In 1873 Samual Weller began his career by trying to sell his hand made flower pots door to door in Zanesville, Ohio. Over the next twenty years he became the foremost pottery producer of the area. And by 1920, his empire included three factories with over four hundred thousand square feet of floor space. After World War II, the diminished popularity of art pottery and competition from less expensive Japanese imports led to the closure of the Weller plant in 1948.
The rise and fall of Weller art pottery parallels the rise and fall of art pottery generally. Prior to the 1890s, pottery was popular for utilitarian products- flower pots, jardinieres, cuspidors, and umbrella stands. Then, for fifty years pottery became a popular vehicle for artistic expression. Pottery manufacturers engaged in stiff competition for top artists and designers.

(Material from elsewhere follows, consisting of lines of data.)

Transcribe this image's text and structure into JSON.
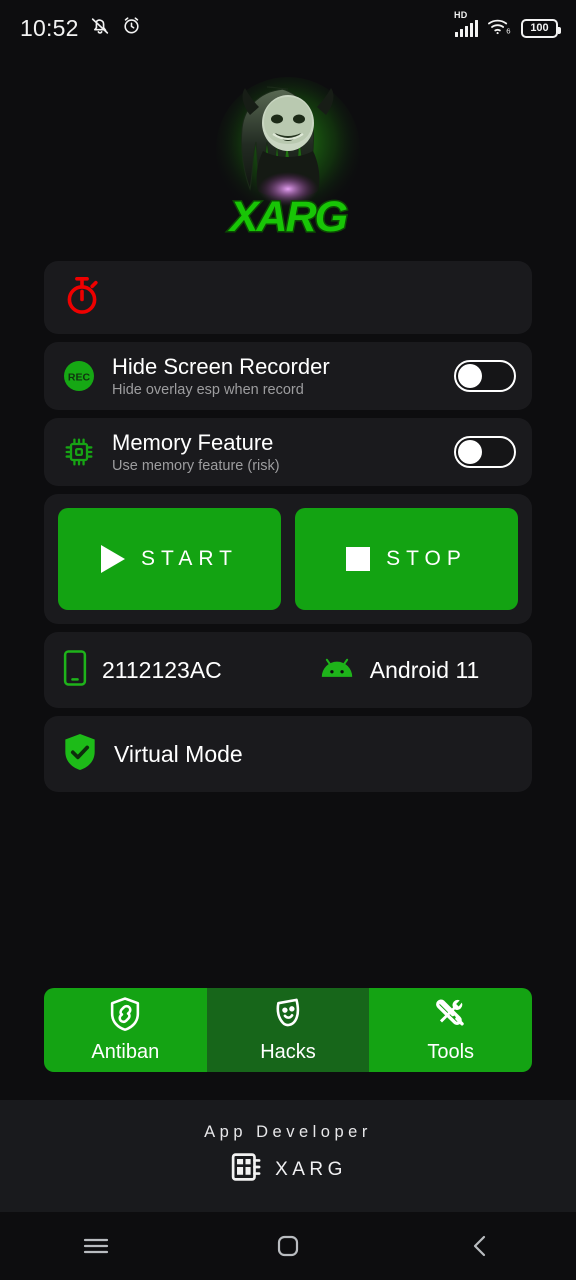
{
  "status_bar": {
    "time": "10:52",
    "icons_left": [
      "mute-bell-icon",
      "alarm-icon"
    ],
    "network_label": "HD",
    "wifi": "wifi-6-icon",
    "battery_percent": "100"
  },
  "logo": {
    "brand_text": "XARG",
    "description": "green-glowing creature mascot logo",
    "glow_color": "#32e015"
  },
  "timer_card": {
    "icon": "stopwatch-icon",
    "icon_color": "#ef0000",
    "value": ""
  },
  "settings": [
    {
      "icon": "rec-icon",
      "icon_text": "REC",
      "title": "Hide Screen Recorder",
      "subtitle": "Hide overlay esp when record",
      "toggle_state": "off"
    },
    {
      "icon": "memory-chip-icon",
      "title": "Memory Feature",
      "subtitle": "Use memory feature (risk)",
      "toggle_state": "off"
    }
  ],
  "actions": {
    "start_label": "START",
    "stop_label": "STOP",
    "button_color": "#13a312"
  },
  "device": {
    "model_icon": "phone-icon",
    "model": "2112123AC",
    "os_icon": "android-icon",
    "os": "Android 11",
    "mode_icon": "shield-check-icon",
    "mode": "Virtual Mode"
  },
  "tabs": [
    {
      "label": "Antiban",
      "icon": "shield-link-icon",
      "active": true
    },
    {
      "label": "Hacks",
      "icon": "theater-mask-icon",
      "active": false
    },
    {
      "label": "Tools",
      "icon": "tools-icon",
      "active": true
    }
  ],
  "footer": {
    "title": "App Developer",
    "developer_icon": "chip-dashboard-icon",
    "developer": "XARG"
  },
  "navbar": {
    "recents": "menu-icon",
    "home": "home-square-icon",
    "back": "back-chevron-icon"
  }
}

Samuel Weller hired the best designers he could find and complemented their work with his own gift for production and promotion. The results were original, creative works of art.
The tremendous popularity of art pottery prior to 1920 may well have helped to sew the seeds of the decline. In order to meet demand, production was stepped up. Innovations in design techniques and materials were subordinated to the requirements of the assembly line.

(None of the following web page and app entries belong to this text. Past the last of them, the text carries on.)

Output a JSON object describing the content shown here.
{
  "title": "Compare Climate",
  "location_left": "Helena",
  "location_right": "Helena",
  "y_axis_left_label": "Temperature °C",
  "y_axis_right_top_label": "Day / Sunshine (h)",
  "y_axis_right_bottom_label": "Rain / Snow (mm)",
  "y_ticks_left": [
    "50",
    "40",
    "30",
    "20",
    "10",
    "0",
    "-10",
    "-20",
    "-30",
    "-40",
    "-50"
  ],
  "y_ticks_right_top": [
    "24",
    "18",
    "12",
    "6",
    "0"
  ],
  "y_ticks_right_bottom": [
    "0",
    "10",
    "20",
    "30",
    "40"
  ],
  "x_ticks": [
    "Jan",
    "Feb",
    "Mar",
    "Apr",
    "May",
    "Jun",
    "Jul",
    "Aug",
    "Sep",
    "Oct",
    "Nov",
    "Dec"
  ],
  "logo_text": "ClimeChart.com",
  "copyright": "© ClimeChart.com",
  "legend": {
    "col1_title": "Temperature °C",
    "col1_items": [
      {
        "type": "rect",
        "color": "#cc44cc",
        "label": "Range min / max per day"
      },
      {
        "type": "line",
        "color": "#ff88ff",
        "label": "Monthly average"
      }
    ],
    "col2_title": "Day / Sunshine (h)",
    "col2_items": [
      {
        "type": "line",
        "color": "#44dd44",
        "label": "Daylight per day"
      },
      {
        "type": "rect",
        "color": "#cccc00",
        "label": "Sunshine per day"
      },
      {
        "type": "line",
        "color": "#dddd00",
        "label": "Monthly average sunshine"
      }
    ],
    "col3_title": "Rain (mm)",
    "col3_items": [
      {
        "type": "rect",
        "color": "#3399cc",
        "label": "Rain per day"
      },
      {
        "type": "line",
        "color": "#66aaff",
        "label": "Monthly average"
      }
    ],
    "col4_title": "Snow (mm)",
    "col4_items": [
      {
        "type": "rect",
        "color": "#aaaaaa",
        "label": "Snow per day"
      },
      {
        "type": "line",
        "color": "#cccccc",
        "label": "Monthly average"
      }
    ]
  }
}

During the 1920s and '30s, commercially produced art pottery was immensely popular. Pictured are some of Weller Woodcraft, Forest, and Muscota, all popular patterns of the era.
After World War II, art pottery began to lose its appeal. Cheap imports, a lack of innovation, and an indifferent market led to the closure of the last Weller factory. After 50 years, the pottery industry had completed a full cycle- ending right where it started. Pottery is, once again, utilitarian.
Today, when we think of pottery, we think of lamp bases, flower pots, dishes, maybe a sink. Unless, of course, you are a collector caught up in those 50 years when pottery was an art. by John Regan